Dataset rows describing interfaces

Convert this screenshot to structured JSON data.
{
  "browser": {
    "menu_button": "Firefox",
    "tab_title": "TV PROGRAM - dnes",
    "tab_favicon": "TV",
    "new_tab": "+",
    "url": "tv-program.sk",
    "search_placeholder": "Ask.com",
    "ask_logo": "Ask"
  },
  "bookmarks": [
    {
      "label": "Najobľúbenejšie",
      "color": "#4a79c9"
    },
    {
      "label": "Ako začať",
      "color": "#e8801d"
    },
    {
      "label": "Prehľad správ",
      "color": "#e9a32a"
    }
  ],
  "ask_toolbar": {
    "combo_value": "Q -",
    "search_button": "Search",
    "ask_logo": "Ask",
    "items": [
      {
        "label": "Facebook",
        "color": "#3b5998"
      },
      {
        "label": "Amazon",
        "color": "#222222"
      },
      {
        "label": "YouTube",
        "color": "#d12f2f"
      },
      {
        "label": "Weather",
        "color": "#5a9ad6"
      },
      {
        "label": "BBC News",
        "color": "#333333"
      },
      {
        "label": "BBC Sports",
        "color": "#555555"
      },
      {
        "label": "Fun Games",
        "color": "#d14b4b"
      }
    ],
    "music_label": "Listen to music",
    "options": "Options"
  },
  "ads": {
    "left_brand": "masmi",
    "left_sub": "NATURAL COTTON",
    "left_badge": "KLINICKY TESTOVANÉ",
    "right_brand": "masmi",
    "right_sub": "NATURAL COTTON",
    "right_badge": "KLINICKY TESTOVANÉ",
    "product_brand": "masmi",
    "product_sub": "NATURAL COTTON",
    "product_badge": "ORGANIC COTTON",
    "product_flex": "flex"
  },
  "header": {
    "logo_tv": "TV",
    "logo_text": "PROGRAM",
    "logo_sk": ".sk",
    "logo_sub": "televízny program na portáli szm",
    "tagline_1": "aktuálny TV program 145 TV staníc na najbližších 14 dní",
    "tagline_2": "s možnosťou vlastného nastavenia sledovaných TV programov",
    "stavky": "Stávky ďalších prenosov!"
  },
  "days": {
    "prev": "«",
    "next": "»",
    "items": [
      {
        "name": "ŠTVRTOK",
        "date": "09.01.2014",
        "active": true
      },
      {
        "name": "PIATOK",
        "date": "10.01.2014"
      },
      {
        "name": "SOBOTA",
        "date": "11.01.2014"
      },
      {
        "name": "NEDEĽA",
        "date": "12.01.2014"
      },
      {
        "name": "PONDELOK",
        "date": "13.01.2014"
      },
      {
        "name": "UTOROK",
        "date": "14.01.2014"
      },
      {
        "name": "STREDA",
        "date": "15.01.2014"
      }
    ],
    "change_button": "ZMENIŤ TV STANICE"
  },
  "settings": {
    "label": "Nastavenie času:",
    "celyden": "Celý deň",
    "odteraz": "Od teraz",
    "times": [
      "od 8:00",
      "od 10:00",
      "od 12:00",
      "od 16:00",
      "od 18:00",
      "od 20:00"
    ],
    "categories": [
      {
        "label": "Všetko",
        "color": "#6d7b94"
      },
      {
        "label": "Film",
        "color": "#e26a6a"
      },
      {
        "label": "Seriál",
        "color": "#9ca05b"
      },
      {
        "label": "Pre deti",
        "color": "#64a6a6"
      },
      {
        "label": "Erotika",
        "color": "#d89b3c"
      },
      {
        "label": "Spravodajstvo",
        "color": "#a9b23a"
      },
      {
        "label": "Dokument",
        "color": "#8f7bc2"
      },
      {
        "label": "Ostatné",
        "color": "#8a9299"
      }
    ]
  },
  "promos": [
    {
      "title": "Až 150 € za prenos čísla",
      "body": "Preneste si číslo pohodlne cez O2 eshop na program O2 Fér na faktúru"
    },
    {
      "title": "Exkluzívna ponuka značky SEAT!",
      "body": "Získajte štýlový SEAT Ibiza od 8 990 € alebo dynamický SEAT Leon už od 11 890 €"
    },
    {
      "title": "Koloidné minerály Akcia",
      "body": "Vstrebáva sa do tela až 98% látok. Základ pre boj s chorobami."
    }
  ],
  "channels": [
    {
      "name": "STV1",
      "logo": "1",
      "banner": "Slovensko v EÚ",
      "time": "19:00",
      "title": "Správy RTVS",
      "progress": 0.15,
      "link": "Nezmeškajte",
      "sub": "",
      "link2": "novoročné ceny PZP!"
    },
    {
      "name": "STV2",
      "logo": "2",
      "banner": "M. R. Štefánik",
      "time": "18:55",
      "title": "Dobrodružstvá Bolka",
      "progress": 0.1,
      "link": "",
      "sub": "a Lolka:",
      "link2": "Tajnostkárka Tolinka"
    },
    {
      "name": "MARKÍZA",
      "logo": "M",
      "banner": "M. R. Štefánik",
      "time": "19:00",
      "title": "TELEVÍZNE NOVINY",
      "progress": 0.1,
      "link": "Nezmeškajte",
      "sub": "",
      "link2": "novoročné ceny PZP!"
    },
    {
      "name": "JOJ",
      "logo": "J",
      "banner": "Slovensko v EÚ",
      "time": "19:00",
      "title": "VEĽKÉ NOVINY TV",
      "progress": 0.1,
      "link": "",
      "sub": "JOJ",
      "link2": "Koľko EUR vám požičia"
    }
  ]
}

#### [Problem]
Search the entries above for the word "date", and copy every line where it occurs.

#### [Response area]
        "date": "09.01.2014",
        "date": "10.01.2014"
        "date": "11.01.2014"
        "date": "12.01.2014"
        "date": "13.01.2014"
        "date": "14.01.2014"
        "date": "15.01.2014"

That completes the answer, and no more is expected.